I Take Medication for My Anxiety and I’m Not Ashamed

Kimberly Morand

There was a time in my journey to wellness when I was ashamed of taking medications to treat my bipolar disorder and anxiety.

Now this is me:

Kim Morand - This is Me

This is me accepting the fact that I am increasing one of my medications again even though we were working on decreasing them.

And do you know what?

I am perfectly okay with that.

Because anxiety is happening all day long – while I’m cooking, driving, sitting here breathing, even while I’m sleeping, it just slithers its way in and sits on my chest, grips my throat, and places horrible, no-good thoughts in my mind that shouldn’t be there.

I want to take a shower without worrying about falling into the shower curtain and suffocating my face in it. I don’t want to panic over folding the towels perfectly four times over because who knows what catastrophic thing might happen if the seams aren’t aligned. I would love to be able to make simple decisions like the pink bra or the white one. And honestly, does it even matter? I don’t even have boobs so are bras necessary? Yes.

I want to stop being scared while grocery shopping because there’s nothing to be scared of. I know this. Elderly people maneuvering shopping carts aren’t that gangster. I would love to watch my son play hockey (in the summer yes, weird I know) and not worry when he’s at camp or at my mom’s or just not with me.

And I’d love to not have to linger near the bathroom because I feel like I’m on the verge of vomiting or passing out or having a heart attack. Do you know what it feels like to go through the motions of dying when you’re not actually dying?

Those pills – with the combination of all the things I already do – they are going to help me.

I have hope in that.

There is no shame in taking medications for your mind.

You did not choose this.

You’re not weak.

You’re sick.

You need help and that’s ok because sometimes people get hemorrhoids and they need help with medications too.

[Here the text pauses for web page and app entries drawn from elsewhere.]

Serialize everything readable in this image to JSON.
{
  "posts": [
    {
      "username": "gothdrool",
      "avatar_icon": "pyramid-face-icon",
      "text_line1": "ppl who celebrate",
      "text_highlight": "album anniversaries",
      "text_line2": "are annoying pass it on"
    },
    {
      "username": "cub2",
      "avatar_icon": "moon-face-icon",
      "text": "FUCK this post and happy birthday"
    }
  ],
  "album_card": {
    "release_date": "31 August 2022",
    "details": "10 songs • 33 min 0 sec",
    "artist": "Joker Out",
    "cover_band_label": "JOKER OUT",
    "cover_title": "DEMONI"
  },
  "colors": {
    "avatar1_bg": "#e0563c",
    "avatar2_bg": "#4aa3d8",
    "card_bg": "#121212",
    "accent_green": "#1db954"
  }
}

Sometimes they are just assholes though. 

Maybe they should eat some kiwi.

You’re doing the best you can and so am I.

One day at a time.

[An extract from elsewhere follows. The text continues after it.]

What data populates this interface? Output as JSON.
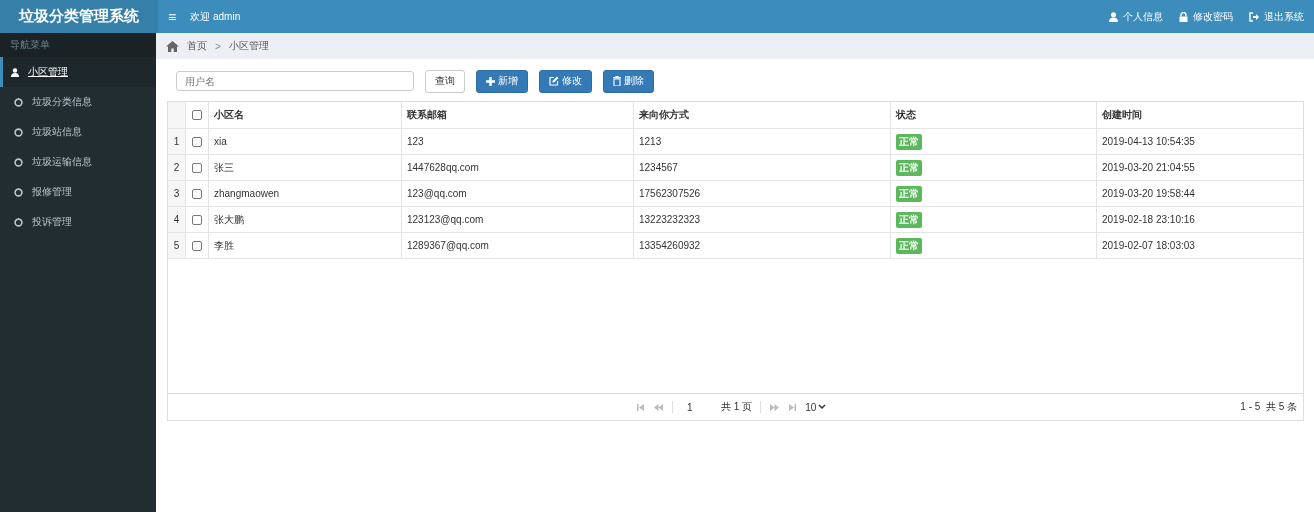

And that’s good enough.

No matter how hard my illness forces itself to be recognized and to be in control, I  guarantee you that I, along with the help of medications, will be fighting back harder.


This post was syndicated with permission to BonBon Break Media, LLC.

Kimberly Morand is a mom, wife, nurse, mental health advocate, and full-time chocolate hater. When she’s not busy pretending to look busy, she’s writes her personal blog All Work And No Play Makes Mommy Go Something Something. Her work can also be found in the books Surviving Mental Illness Through Humor, Clash Of The Couples and The Good Mother Myth: Redefining Motherhood to Fit Reality. Kimberly was the first Canadian member to join the talented cast of the 2014 Listen To Your Mother Show: Metro Detroit. She fears spiders, public restrooms, and your mom’s cooking.